That the ancient kingdom of Commagene was indeed an Armenian kingdom is apparent from depictions found on numerous artifacts. For example below are two coins of Antiochus I Theos of Commagene who was responsible for constructing the megalithic statues of ancient Armenian deities on mount Nemrut (in today’s Turkey). We can see he is wearing the Armenian Tiara with the coat of arms of the Armenian Artashes (Artaxiad) dynasty, as can equally be observed on the coins of Tigranes the Great of Armenia.
Compare the above coins with the coins of Tigranes the Great depicting the coat of arms of his dynasty (bellow).
From another example bellow we observe a wall relief of Antiochus I Theos of Commagene shaking hands with Vahagn (an Armenian deity often identified as Heracles)
Bellow we can see coins of Artashes (Artaxiad) rulers also depicting Vahagn (Heracles), attesting to their affinity with this particular deity.
Yet another set of coins of Commagene reveal more similarities. Below are the coins of Epiphanes and Callinucus of Commagene (sons of Antiochus IV, 72 AD), bearing the symbol of royal Armenia (an Armenian Tiara).

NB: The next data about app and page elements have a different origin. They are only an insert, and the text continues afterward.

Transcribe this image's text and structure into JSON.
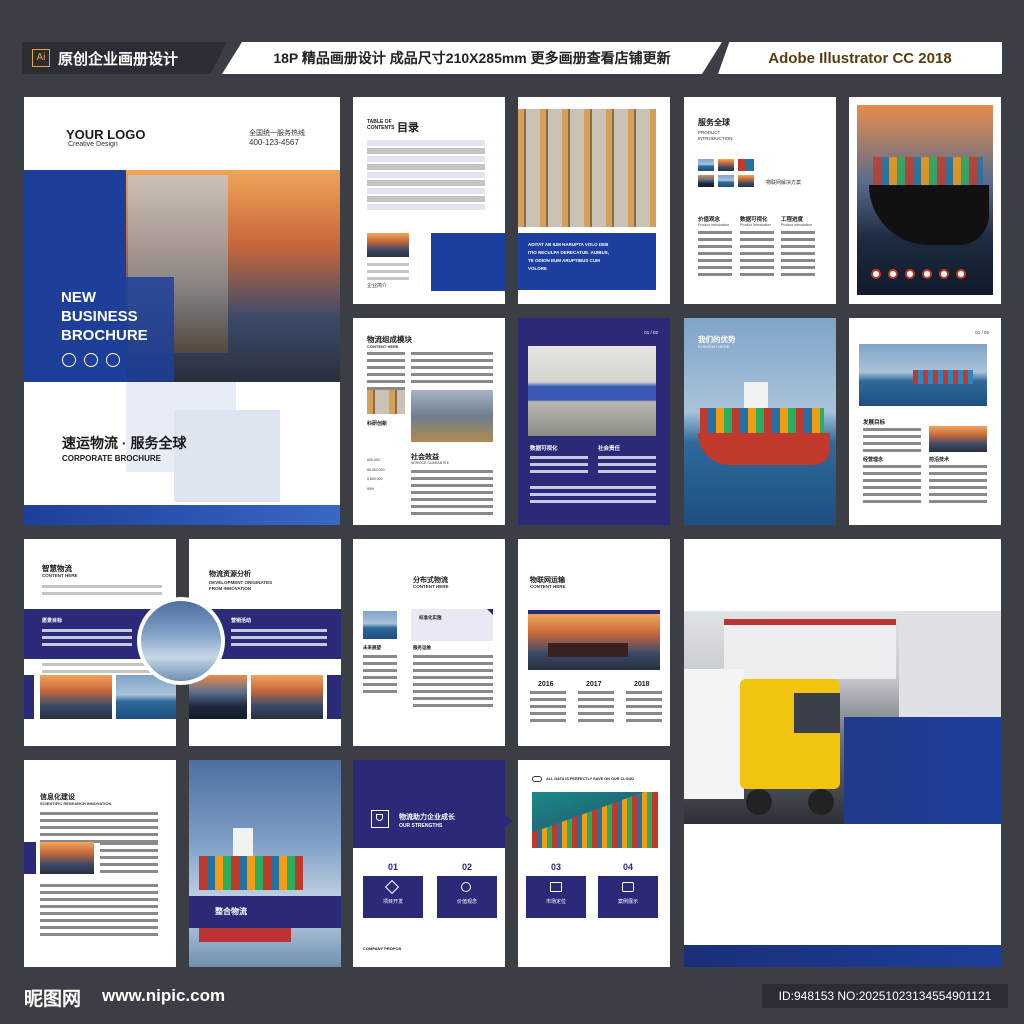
{
  "header": {
    "ai_badge": "Ai",
    "left_title": "原创企业画册设计",
    "center_title": "18P 精品画册设计 成品尺寸210X285mm 更多画册查看店铺更新",
    "right_title": "Adobe Illustrator CC 2018"
  },
  "cover": {
    "logo": "YOUR LOGO",
    "logo_sub": "Creative Design",
    "hotline_label": "全国统一服务热线",
    "hotline": "400-123-4567",
    "headline_1": "NEW",
    "headline_2": "BUSINESS",
    "headline_3": "BROCHURE",
    "cn_title": "速运物流 · 服务全球",
    "en_sub": "CORPORATE BROCHURE"
  },
  "toc": {
    "label_en_1": "TABLE OF",
    "label_en_2": "CONTENTS",
    "title": "目录",
    "caption": "企业简介"
  },
  "warehouse": {
    "caption_1": "ADITAT AB IUM HARUPTA VOLO DEB",
    "caption_2": "ITIO NECULPA DERECATUE. AUIBUS,",
    "caption_3": "TE ODION EUM ARUPTIBUS CUM",
    "caption_4": "VOLORE"
  },
  "services": {
    "title": "服务全球",
    "sub_1": "PRODUCT",
    "sub_2": "INTRODUCTION",
    "iot": "物联网解决方案",
    "col_1": "价值观念",
    "col_2": "数据可视化",
    "col_3": "工程进度",
    "col_sub": "Product introduction"
  },
  "modules": {
    "title": "物流组成模块",
    "sub": "CONTENT HERE",
    "innovation": "科研创新",
    "benefit": "社会效益",
    "benefit_sub": "SERVICE GUARANTEE",
    "stats": [
      "800,000",
      "86,000,000",
      "5,800,000",
      "95%"
    ]
  },
  "navy_page": {
    "page_no": "01 / 02",
    "label_1": "数据可视化",
    "label_2": "社会责任"
  },
  "advantage": {
    "title": "我们的优势",
    "sub": "CONTENT HERE"
  },
  "development": {
    "page_no": "01 / 02",
    "goal": "发展目标",
    "col_1": "经营理念",
    "col_2": "前沿技术"
  },
  "smart": {
    "title": "智慧物流",
    "sub": "CONTENT HERE",
    "band": "愿景目标"
  },
  "resources": {
    "title": "物流资源分析",
    "sub_1": "DEVELOPMENT ORIGINATES",
    "sub_2": "FROM INNOVATION",
    "band": "营销活动"
  },
  "distributed": {
    "title": "分布式物流",
    "sub": "CONTENT HERE",
    "std": "标准化实施",
    "future": "未来展望",
    "ops": "服务运维"
  },
  "iot_transport": {
    "title": "物联网运输",
    "sub": "CONTENT HERE",
    "years": [
      "2016",
      "2017",
      "2018"
    ]
  },
  "informatization": {
    "title": "信息化建设",
    "sub": "SCIENTIFIC RESEARCH INNOVATION"
  },
  "integration": {
    "label": "整合物流"
  },
  "strengths": {
    "title": "物流助力企业成长",
    "sub": "OUR STRENGTHS",
    "company": "COMPANY PROPOS",
    "cloud": "ALL DATA IS PERFECTLY SAVE ON OUR CLOUD",
    "items": [
      {
        "no": "01",
        "label": "项目开发"
      },
      {
        "no": "02",
        "label": "价值观念"
      },
      {
        "no": "03",
        "label": "市场定位"
      },
      {
        "no": "04",
        "label": "案例展示"
      }
    ]
  },
  "footer": {
    "brand": "昵图网",
    "url": "www.nipic.com",
    "id": "ID:948153 NO:20251023134554901121"
  }
}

For the sake of comparison below we can see two Roman coins depicting symbols of Armenia (after Rome conquered Armenia) with a description “Armenia Capta” (Armenia captured). Observe the same symbolic tiara that represented Armenia during these ancient times.